For Spring 2009, this project has been aided by a grant from the University of British Columbia's Arts Undergraduate Research Awards, to hire three undergraduate student researchers to expand this online database of Latin America on screen.


It's notable how many classic (and not so classic) Hollywood movies are set in Latin America, from Hitchcock's Notorious or Orson Welles's Touch of Evil to, say, Blake Edwards's "10" or Robert Zemeckis's Romancing the Stone.

One might ask the reasons for what is almost an obsession, especially given the widely-held belief that US Americans are somehow uninterested in things foreign. Hollywood particularly has often been implicated in cultural imperialism, understood as a homogenization of global difference. Why then its concern with the Latin American other?

Some of the reasons are surely historical, demographic, and geographical. Hollywood itself was once part of the Spanish Empire (as the Zorro franchise reminds us) and then, until the mid nineteenth-century US-Mexican war, part of the Republic of Mexico. And with twentieth and twenty-first century South-North migration, Los Angeles is rapidly becoming Latin again.

Yet though there are indeed films that show Latin America as either historical residue or border threat, what's more interesting is in fact the multiplicity and multifacetedness of Hollywood's Latin imaginings.

Many different genres are played out in Latin America: from Musical to Western, Film Noir (Gilda) to Comedy (¡Three Amigos!), Action Adventure to Romance. As the camera moves South of the Border, it can be searching for gritty realism (The Border) as much as for escapist diversion (Saludos Amigos).

So what, if anything, unites these movies that portray Latin America? Is there some shared element beyond the contingent commonality of location or theme? My wager is that there is, and that it's something worth writing about. Indeed, my suspicion is that when Hollywood goes Latin, it reveals something essential about cinema tout court.

My intention is to write a short book on this topic. In the meantime, I am gathering material, watching as many movies as I can, and posting my notes here on this blog.

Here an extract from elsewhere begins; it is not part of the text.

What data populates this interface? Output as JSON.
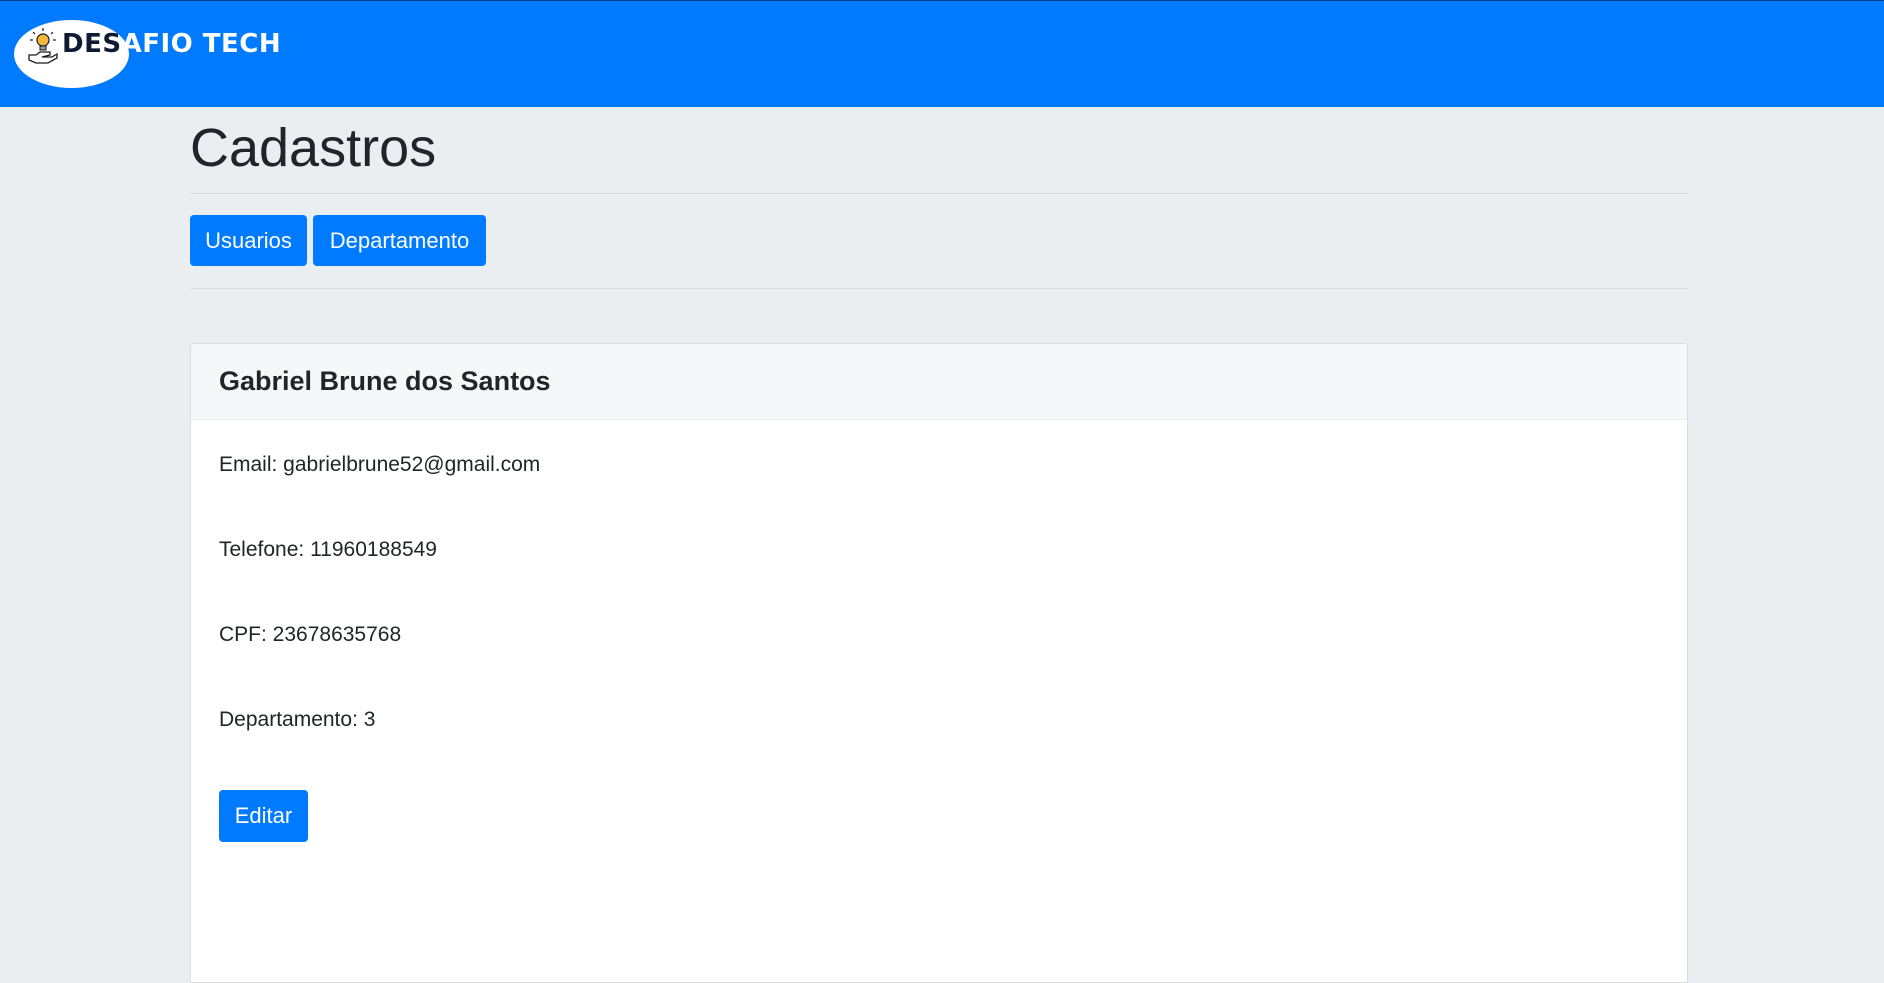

Listed below are some of the movies I plan to write up in the near future. If you have suggestions of other films in which Latin America plays a part, however small, do mention them in the comments or email me. Ideally they should be available on video or (better still) DVD.

  • Anaconda
  • Apocalypto
  • Cannibal Holocaust
  • Cannibal Women in the Avocado Jungle of Death
  • Clinton and Nadine
  • Fitzcarraldo
  • The In-Laws
  • Medicine Man
  • The Mexican
  • Predator
  • Proof of Life
  • Red Dawn
  • Revenge
  • Salt of the Earth
  • Toy Soldiers
  • The Wages of Fear


The blog's visual design is indebted to the marvellous Christine Mackenzie at the University of Aberdeen's Directorate of Information Technology.